Return all lines in the data where the string "party" can be found.

++++++++++

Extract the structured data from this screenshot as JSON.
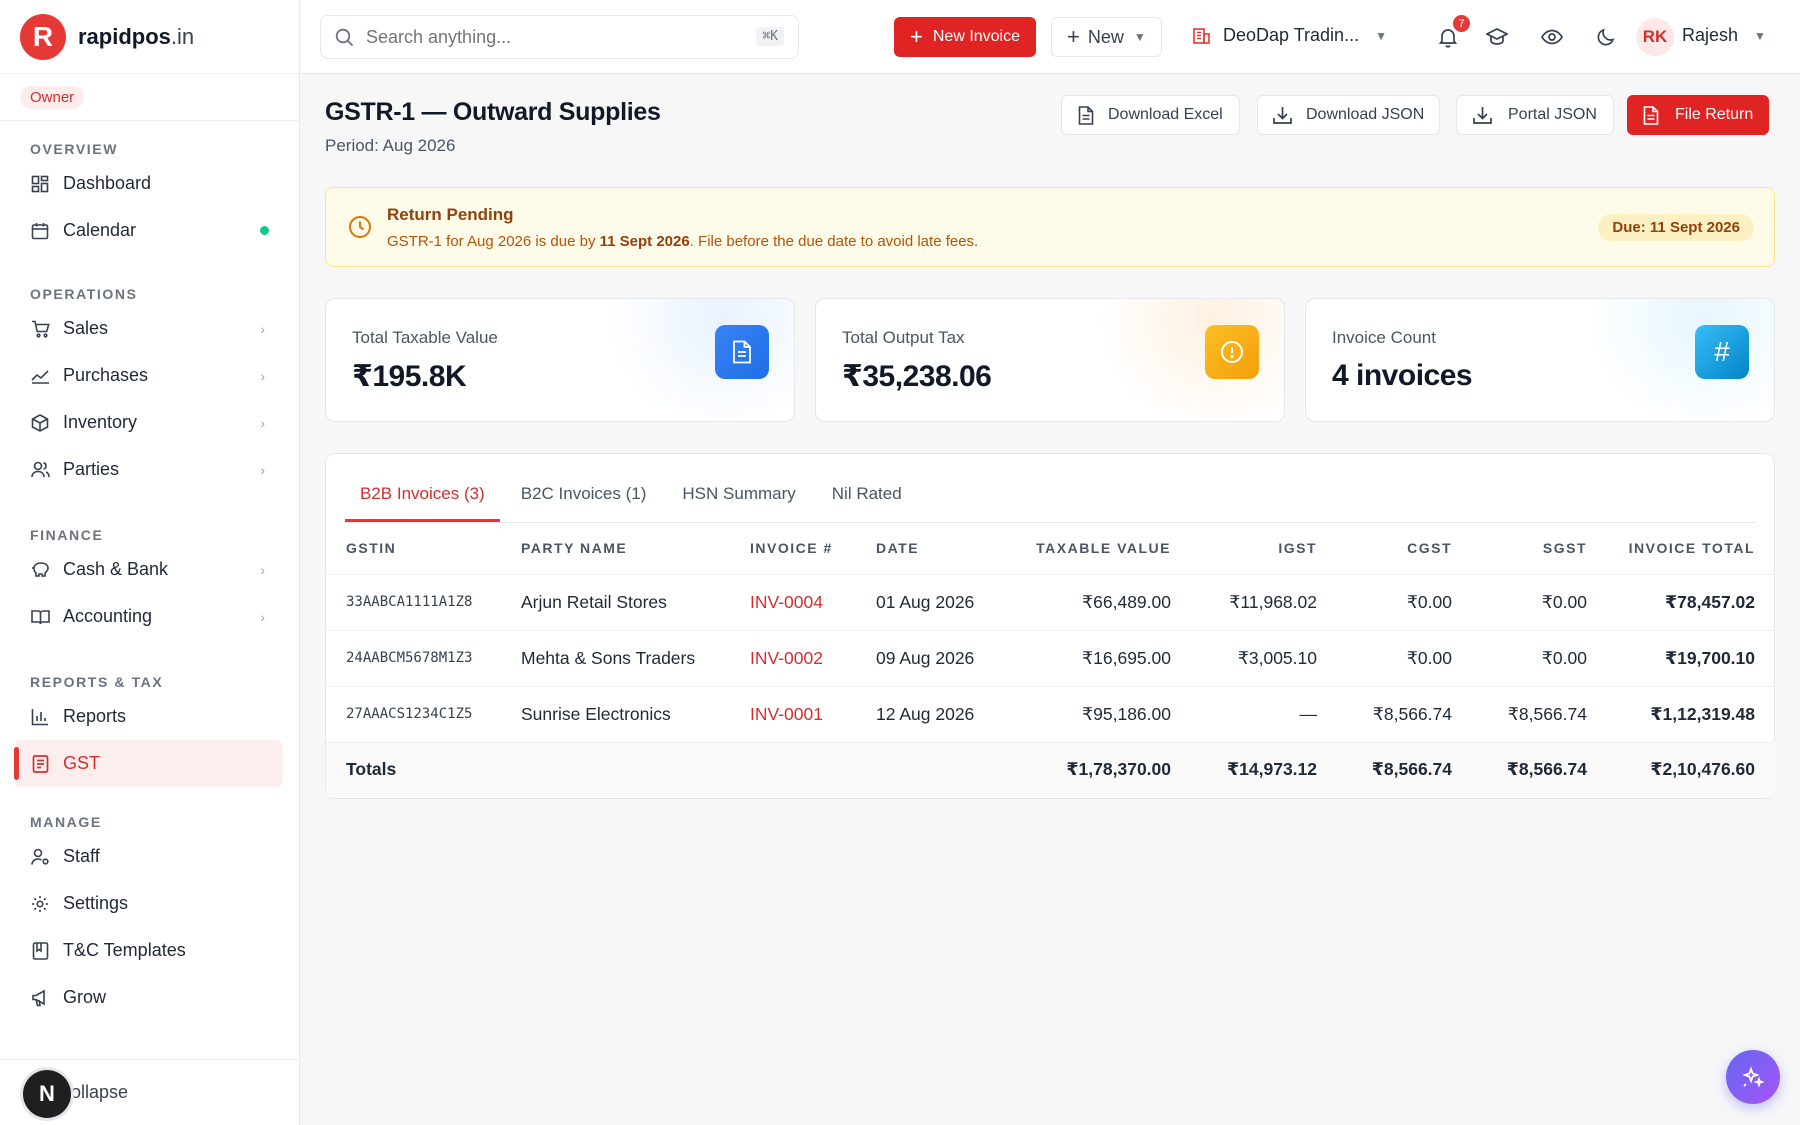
{
  "brand": {
    "name": "rapidpos",
    "tld": ".in",
    "logo_letter": "R"
  },
  "role": "Owner",
  "nav": {
    "sections": {
      "overview": "OVERVIEW",
      "operations": "OPERATIONS",
      "finance": "FINANCE",
      "reports": "REPORTS & TAX",
      "manage": "MANAGE"
    },
    "dashboard": "Dashboard",
    "calendar": "Calendar",
    "sales": "Sales",
    "purchases": "Purchases",
    "inventory": "Inventory",
    "parties": "Parties",
    "cash_bank": "Cash & Bank",
    "accounting": "Accounting",
    "reports": "Reports",
    "gst": "GST",
    "staff": "Staff",
    "settings": "Settings",
    "tc_templates": "T&C Templates",
    "grow": "Grow",
    "collapse": "Collapse"
  },
  "topbar": {
    "search_placeholder": "Search anything...",
    "search_shortcut": "⌘K",
    "new_invoice": "New Invoice",
    "new": "New",
    "company": "DeoDap Tradin...",
    "notification_count": "7",
    "user_initials": "RK",
    "user_name": "Rajesh"
  },
  "page": {
    "title": "GSTR-1 — Outward Supplies",
    "period": "Period: Aug 2026",
    "actions": {
      "download_excel": "Download Excel",
      "download_json": "Download JSON",
      "portal_json": "Portal JSON",
      "file_return": "File Return"
    }
  },
  "alert": {
    "title": "Return Pending",
    "body_prefix": "GSTR-1 for Aug 2026 is due by ",
    "body_date": "11 Sept 2026",
    "body_suffix": ". File before the due date to avoid late fees.",
    "due_badge": "Due: 11 Sept 2026"
  },
  "cards": {
    "taxable": {
      "label": "Total Taxable Value",
      "value": "₹195.8K"
    },
    "output_tax": {
      "label": "Total Output Tax",
      "value": "₹35,238.06"
    },
    "count": {
      "label": "Invoice Count",
      "value": "4 invoices"
    }
  },
  "tabs": {
    "b2b": "B2B Invoices (3)",
    "b2c": "B2C Invoices (1)",
    "hsn": "HSN Summary",
    "nil": "Nil Rated"
  },
  "table": {
    "headers": {
      "gstin": "GSTIN",
      "party": "PARTY NAME",
      "invoice": "INVOICE #",
      "date": "DATE",
      "taxable": "TAXABLE VALUE",
      "igst": "IGST",
      "cgst": "CGST",
      "sgst": "SGST",
      "total": "INVOICE TOTAL"
    },
    "rows": [
      {
        "gstin": "33AABCA1111A1Z8",
        "party": "Arjun Retail Stores",
        "invoice": "INV-0004",
        "date": "01 Aug 2026",
        "taxable": "₹66,489.00",
        "igst": "₹11,968.02",
        "cgst": "₹0.00",
        "sgst": "₹0.00",
        "total": "₹78,457.02"
      },
      {
        "gstin": "24AABCM5678M1Z3",
        "party": "Mehta & Sons Traders",
        "invoice": "INV-0002",
        "date": "09 Aug 2026",
        "taxable": "₹16,695.00",
        "igst": "₹3,005.10",
        "cgst": "₹0.00",
        "sgst": "₹0.00",
        "total": "₹19,700.10"
      },
      {
        "gstin": "27AAACS1234C1Z5",
        "party": "Sunrise Electronics",
        "invoice": "INV-0001",
        "date": "12 Aug 2026",
        "taxable": "₹95,186.00",
        "igst": "—",
        "cgst": "₹8,566.74",
        "sgst": "₹8,566.74",
        "total": "₹1,12,319.48"
      }
    ],
    "totals": {
      "label": "Totals",
      "taxable": "₹1,78,370.00",
      "igst": "₹14,973.12",
      "cgst": "₹8,566.74",
      "sgst": "₹8,566.74",
      "total": "₹2,10,476.60"
    }
  },
  "colors": {
    "accent": "#e02424",
    "warning_bg": "#fefce8",
    "card_blue": "#1d6fe6",
    "card_orange": "#f59e0b",
    "card_sky": "#0ea5e9"
  }
}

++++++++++

ANSWER SPACE
      "party": "PARTY NAME",
        "party": "Arjun Retail Stores",
        "party": "Mehta & Sons Traders",
        "party": "Sunrise Electronics",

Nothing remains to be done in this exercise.